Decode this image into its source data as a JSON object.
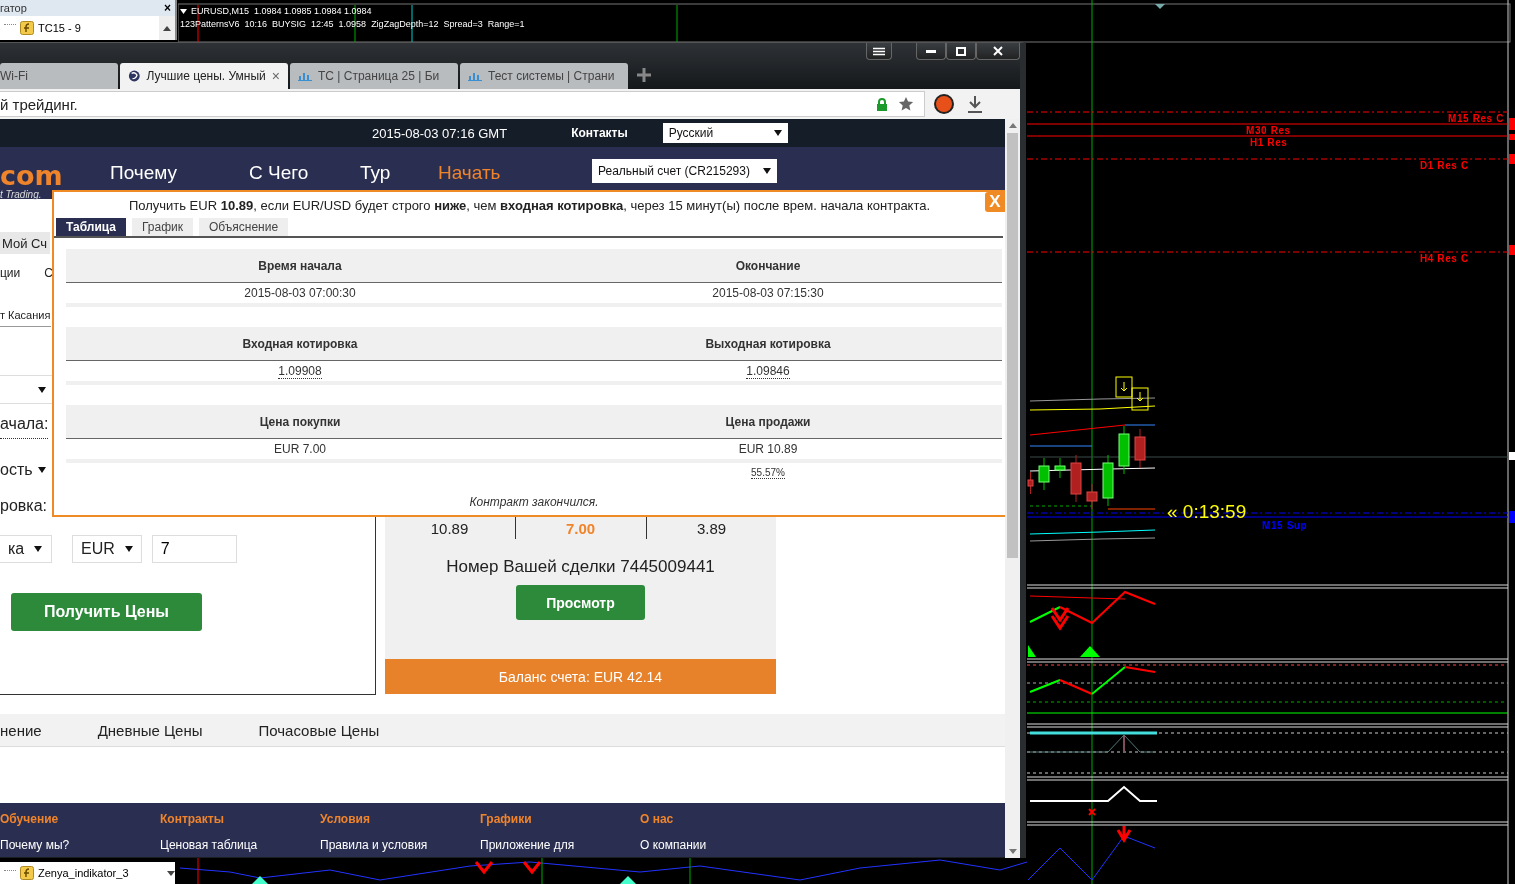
{
  "navigator": {
    "title": "гатор",
    "close": "×",
    "items": [
      {
        "label": "TC15 - 9"
      }
    ],
    "bottom_item": "Zenya_indikator_3"
  },
  "chart": {
    "header": [
      "EURUSD,M15  1.0984 1.0985 1.0984 1.0984",
      "123PatternsV6  10:16  BUYSIG  12:45  1.0958  ZigZagDepth=12  Spread=3  Range=1"
    ],
    "levels": [
      {
        "label": "M15 Res C",
        "color": "#ff0000"
      },
      {
        "label": "M30 Res",
        "color": "#ff0000"
      },
      {
        "label": "H1 Res",
        "color": "#ff0000"
      },
      {
        "label": "D1 Res C",
        "color": "#ff0000"
      },
      {
        "label": "H4 Res C",
        "color": "#ff0000"
      },
      {
        "label": "M15 Sup",
        "color": "#0000ff"
      }
    ],
    "timer": "« 0:13:59"
  },
  "browser": {
    "tabs": [
      {
        "label": "Wi-Fi",
        "selected": false
      },
      {
        "label": "Лучшие цены. Умный",
        "selected": true,
        "close": "×"
      },
      {
        "label": "ТС | Страница 25 | Би",
        "selected": false
      },
      {
        "label": "Тест системы | Страни",
        "selected": false
      }
    ],
    "address": "й трейдинг."
  },
  "site": {
    "datetime": "2015-08-03 07:16 GMT",
    "contacts": "Контакты",
    "language": "Русский",
    "logo": "com",
    "tagline": "t Trading.",
    "nav": [
      {
        "label": "Почему",
        "highlighted": false
      },
      {
        "label": "С Чего",
        "highlighted": false
      },
      {
        "label": "Тур",
        "highlighted": false
      },
      {
        "label": "Начать",
        "highlighted": true
      }
    ],
    "account": "Реальный счет (CR215293)",
    "form": {
      "tab": "Мой Сч",
      "links": [
        "ции",
        "С"
      ],
      "contract_type": "т Касания",
      "start_label": "ачала:",
      "duration": "ость",
      "barrier_label": "ровка:",
      "basis": "ка",
      "currency": "EUR",
      "amount": "7",
      "submit": "Получить Цены"
    },
    "quote": {
      "payouts": [
        {
          "value": "10.89",
          "highlighted": false
        },
        {
          "value": "7.00",
          "highlighted": true
        },
        {
          "value": "3.89",
          "highlighted": false
        }
      ],
      "trade_id": "Номер Вашей сделки 7445009441",
      "view": "Просмотр",
      "balance": "Баланс счета: EUR 42.14"
    },
    "tabs": [
      "нение",
      "Дневные Цены",
      "Почасовые Цены"
    ],
    "footer": [
      {
        "heading": "Обучение",
        "link": "Почему мы?"
      },
      {
        "heading": "Контракты",
        "link": "Ценовая таблица"
      },
      {
        "heading": "Условия",
        "link": "Правила и условия"
      },
      {
        "heading": "Графики",
        "link": "Приложение для"
      },
      {
        "heading": "О нас",
        "link": "О компании"
      }
    ]
  },
  "popup": {
    "message": "Получить EUR **10.89**, если EUR/USD будет строго **ниже**, чем **входная котировка**, через 15 минут(ы) после врем. начала контракта.",
    "close": "X",
    "tabs": [
      {
        "label": "Таблица",
        "selected": true
      },
      {
        "label": "График",
        "selected": false
      },
      {
        "label": "Объяснение",
        "selected": false
      }
    ],
    "sections": [
      {
        "kind": "plain",
        "headers": [
          "Время начала",
          "Окончание"
        ],
        "values": [
          "2015-08-03 07:00:30",
          "2015-08-03 07:15:30"
        ]
      },
      {
        "kind": "quote",
        "headers": [
          "Входная котировка",
          "Выходная котировка"
        ],
        "values": [
          "1.09908",
          "1.09846"
        ]
      },
      {
        "kind": "plain",
        "headers": [
          "Цена покупки",
          "Цена продажи"
        ],
        "values": [
          "EUR 7.00",
          "EUR 10.89"
        ],
        "note": "55.57%"
      }
    ],
    "status": "Контракт закончился."
  }
}
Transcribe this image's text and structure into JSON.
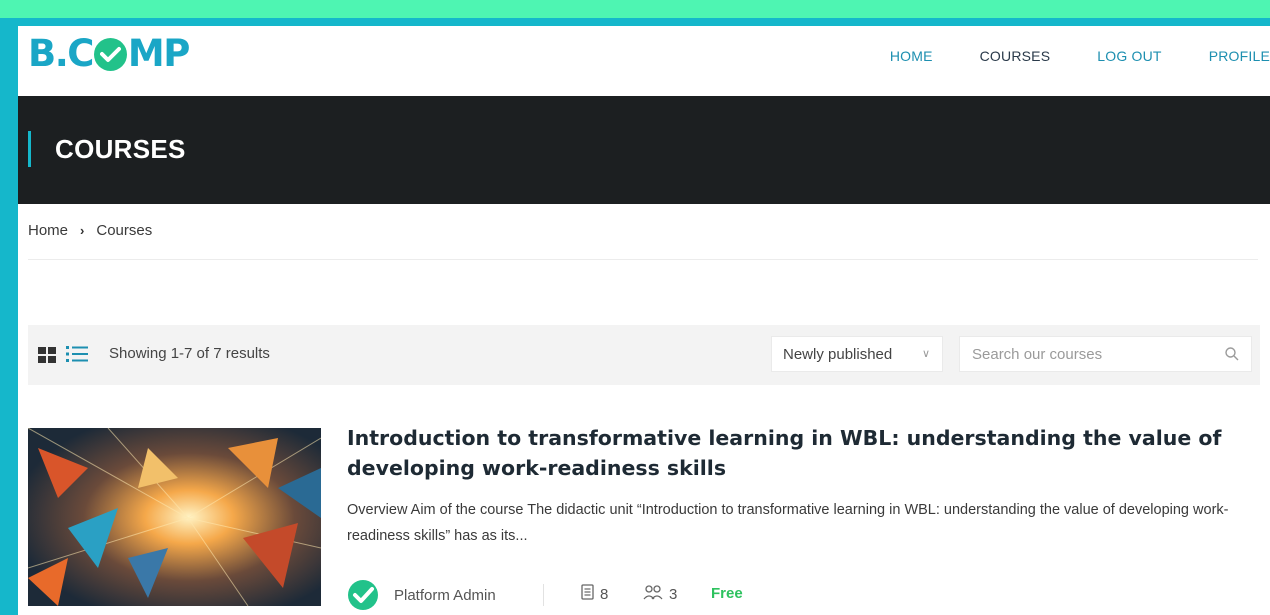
{
  "colors": {
    "frame_teal": "#15b7cb",
    "background_green": "#4ef5b2",
    "banner_dark": "#1c1f21",
    "nav_link": "#1d8fb0",
    "logo_check": "#22c28a",
    "price_green": "#2ec25f"
  },
  "header": {
    "logo_prefix": "B.C",
    "logo_suffix": "MP",
    "nav": [
      {
        "label": "HOME"
      },
      {
        "label": "COURSES"
      },
      {
        "label": "LOG OUT"
      },
      {
        "label": "PROFILE"
      }
    ]
  },
  "banner": {
    "title": "COURSES"
  },
  "breadcrumb": {
    "items": [
      "Home",
      "Courses"
    ],
    "separator": "›"
  },
  "toolbar": {
    "grid_view_icon": "grid-icon",
    "list_view_icon": "list-icon",
    "results_text": "Showing 1-7 of 7 results",
    "sort_selected": "Newly published",
    "search_placeholder": "Search our courses",
    "search_icon": "search-icon"
  },
  "courses": [
    {
      "title": "Introduction to transformative learning in WBL: understanding the value of developing work-readiness skills",
      "description": "Overview Aim of the course The didactic unit “Introduction to transformative learning in WBL: understanding the value of developing work-readiness skills” has as its...",
      "author": "Platform Admin",
      "lessons": "8",
      "students": "3",
      "price": "Free"
    }
  ]
}
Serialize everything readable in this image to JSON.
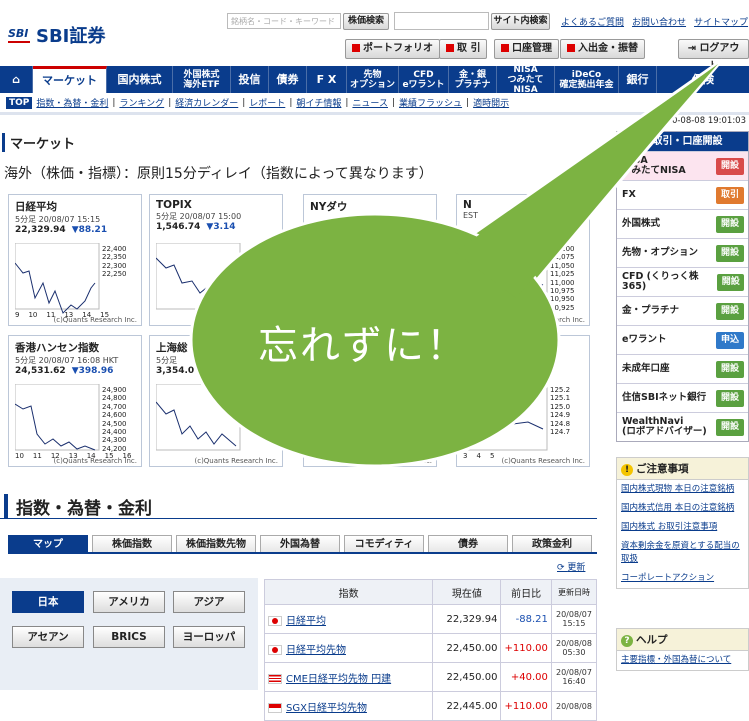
{
  "header": {
    "logo_mark": "SBI",
    "logo_text": "SBI証券",
    "search_placeholder": "銘柄名・コード・キーワード",
    "stock_search": "株価検索",
    "site_search": "サイト内検索",
    "links": [
      "よくあるご質問",
      "お問い合わせ",
      "サイトマップ"
    ],
    "portfolio": "ポートフォリオ",
    "trade": "取 引",
    "account": "口座管理",
    "deposit": "入出金・振替",
    "logout": "ログアウト"
  },
  "nav": {
    "items": [
      "マーケット",
      "国内株式",
      "外国株式\n海外ETF",
      "投信",
      "債券",
      "F X",
      "先物\nオプション",
      "CFD\neワラント",
      "金・銀\nプラチナ",
      "NISA\nつみたてNISA",
      "iDeCo\n確定拠出年金",
      "銀行",
      "保険"
    ]
  },
  "subnav": {
    "top": "TOP",
    "items": [
      "指数・為替・金利",
      "ランキング",
      "経済カレンダー",
      "レポート",
      "朝イチ情報",
      "ニュース",
      "業績フラッシュ",
      "適時開示"
    ]
  },
  "timestamp": "2020-08-08 19:01:03",
  "market": {
    "title": "マーケット",
    "delay_note": "海外（株価・指標）：原則15分ディレイ（指数によって異なります）",
    "credit": "(c)Quants Research Inc.",
    "charts": [
      {
        "title": "日経平均",
        "sub": "5分足 20/08/07 15:15",
        "value": "22,329.94",
        "change": "▼88.21",
        "yticks": [
          "22,400",
          "22,350",
          "22,300",
          "22,250"
        ],
        "xticks": [
          "9",
          "10",
          "11",
          "13",
          "14",
          "15"
        ]
      },
      {
        "title": "TOPIX",
        "sub": "5分足 20/08/07 15:00",
        "value": "1,546.74",
        "change": "▼3.14",
        "yticks": [],
        "xticks": []
      },
      {
        "title": "NYダウ",
        "sub": "",
        "value": "",
        "change": "",
        "yticks": [],
        "xticks": []
      },
      {
        "title": "N",
        "sub": "EST",
        "value": "",
        "change": "",
        "yticks": [
          "11,100",
          "11,075",
          "11,050",
          "11,025",
          "11,000",
          "10,975",
          "10,950",
          "10,925"
        ],
        "xticks": []
      },
      {
        "title": "香港ハンセン指数",
        "sub": "5分足 20/08/07 16:08 HKT",
        "value": "24,531.62",
        "change": "▼398.96",
        "yticks": [
          "24,900",
          "24,800",
          "24,700",
          "24,600",
          "24,500",
          "24,400",
          "24,300",
          "24,200"
        ],
        "xticks": [
          "10",
          "11",
          "12",
          "13",
          "14",
          "15",
          "16"
        ]
      },
      {
        "title": "上海総",
        "sub": "5分足",
        "value": "3,354.0",
        "change": "",
        "yticks": [],
        "xticks": []
      },
      {
        "title": "",
        "sub": "",
        "value": "",
        "change": "",
        "yticks": [],
        "xticks": []
      },
      {
        "title": "",
        "sub": "9",
        "value": "",
        "change": "",
        "yticks": [
          "125.2",
          "125.1",
          "125.0",
          "124.9",
          "124.8",
          "124.7"
        ],
        "xticks": [
          "3",
          "4",
          "5"
        ]
      }
    ]
  },
  "indices": {
    "title": "指数・為替・金利",
    "tabs": [
      "マップ",
      "株価指数",
      "株価指数先物",
      "外国為替",
      "コモディティ",
      "債券",
      "政策金利"
    ],
    "refresh": "更新",
    "regions": [
      "日本",
      "アメリカ",
      "アジア",
      "アセアン",
      "BRICS",
      "ヨーロッパ"
    ],
    "columns": [
      "指数",
      "現在値",
      "前日比",
      "更新日時"
    ],
    "rows": [
      {
        "name": "日経平均",
        "flag": "jp",
        "value": "22,329.94",
        "change": "-88.21",
        "dir": "neg",
        "date": "20/08/07",
        "time": "15:15"
      },
      {
        "name": "日経平均先物",
        "flag": "jp",
        "value": "22,450.00",
        "change": "+110.00",
        "dir": "pos",
        "date": "20/08/08",
        "time": "05:30"
      },
      {
        "name": "CME日経平均先物 円建",
        "flag": "us",
        "value": "22,450.00",
        "change": "+40.00",
        "dir": "pos",
        "date": "20/08/07",
        "time": "16:40"
      },
      {
        "name": "SGX日経平均先物",
        "flag": "sg",
        "value": "22,445.00",
        "change": "+110.00",
        "dir": "pos",
        "date": "20/08/08",
        "time": ""
      }
    ]
  },
  "side": {
    "head": "お取引・口座開設",
    "rows": [
      {
        "label": "NISA\nつみたてNISA",
        "btn": "開設",
        "color": "rd"
      },
      {
        "label": "FX",
        "btn": "取引",
        "color": "or"
      },
      {
        "label": "外国株式",
        "btn": "開設",
        "color": "gr"
      },
      {
        "label": "先物・オプション",
        "btn": "開設",
        "color": "gr"
      },
      {
        "label": "CFD (くりっく株365)",
        "btn": "開設",
        "color": "gr"
      },
      {
        "label": "金・プラチナ",
        "btn": "開設",
        "color": "gr"
      },
      {
        "label": "eワラント",
        "btn": "申込",
        "color": "bl"
      },
      {
        "label": "未成年口座",
        "btn": "開設",
        "color": "gr"
      },
      {
        "label": "住信SBIネット銀行",
        "btn": "開設",
        "color": "gr"
      },
      {
        "label": "WealthNavi\n(ロボアドバイザー)",
        "btn": "開設",
        "color": "gr"
      }
    ],
    "notice_head": "ご注意事項",
    "notices": [
      "国内株式現物 本日の注意銘柄",
      "国内株式信用 本日の注意銘柄",
      "国内株式 お取引注意事項",
      "資本剰余金を原資とする配当の取扱",
      "コーポレートアクション"
    ],
    "help_head": "ヘルプ",
    "help_items": [
      "主要指標・外国為替について"
    ]
  },
  "overlay": {
    "text": "忘れずに！"
  }
}
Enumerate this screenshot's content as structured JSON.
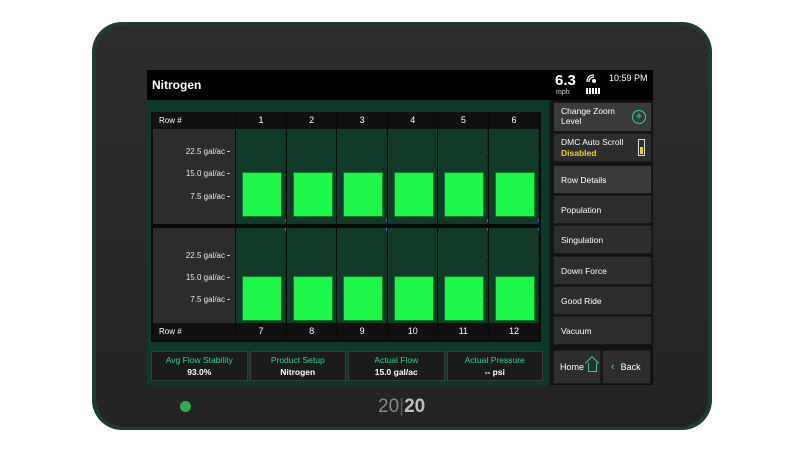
{
  "header": {
    "title": "Nitrogen",
    "speed": "6.3",
    "speed_unit": "mph",
    "time": "10:59 PM"
  },
  "chart": {
    "row_label": "Row #",
    "y_ticks": [
      "22.5 gal/ac",
      "15.0 gal/ac",
      "7.5 gal/ac"
    ],
    "top_rows": [
      "1",
      "2",
      "3",
      "4",
      "5",
      "6"
    ],
    "bottom_rows": [
      "7",
      "8",
      "9",
      "10",
      "11",
      "12"
    ],
    "bar_color": "#1ef64a"
  },
  "chart_data": {
    "type": "bar",
    "categories": [
      "1",
      "2",
      "3",
      "4",
      "5",
      "6",
      "7",
      "8",
      "9",
      "10",
      "11",
      "12"
    ],
    "values": [
      15.0,
      15.0,
      15.0,
      15.0,
      15.0,
      15.0,
      15.0,
      15.0,
      15.0,
      15.0,
      15.0,
      15.0
    ],
    "title": "Nitrogen",
    "xlabel": "Row #",
    "ylabel": "",
    "ylim": [
      0,
      30
    ]
  },
  "status": [
    {
      "label": "Avg Flow Stability",
      "value": "93.0%"
    },
    {
      "label": "Product Setup",
      "value": "Nitrogen"
    },
    {
      "label": "Actual Flow",
      "value": "15.0 gal/ac"
    },
    {
      "label": "Actual Pressure",
      "value": "-- psi"
    }
  ],
  "menu": {
    "zoom": "Change Zoom Level",
    "dmc_title": "DMC Auto Scroll",
    "dmc_status": "Disabled",
    "items": [
      "Row Details",
      "Population",
      "Singulation",
      "Down Force",
      "Good Ride",
      "Vacuum"
    ],
    "home": "Home",
    "back": "Back"
  },
  "device": {
    "brand_left": "20",
    "brand_right": "20"
  }
}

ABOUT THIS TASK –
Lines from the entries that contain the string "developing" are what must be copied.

RESULT BELOW –
      "title": "Introduction to transformative learning in WBL: understanding the value of developing work-readiness skills",
      "description": "Overview Aim of the course The didactic unit “Introduction to transformative learning in WBL: understanding the value of developing work-readiness skills” has as its...",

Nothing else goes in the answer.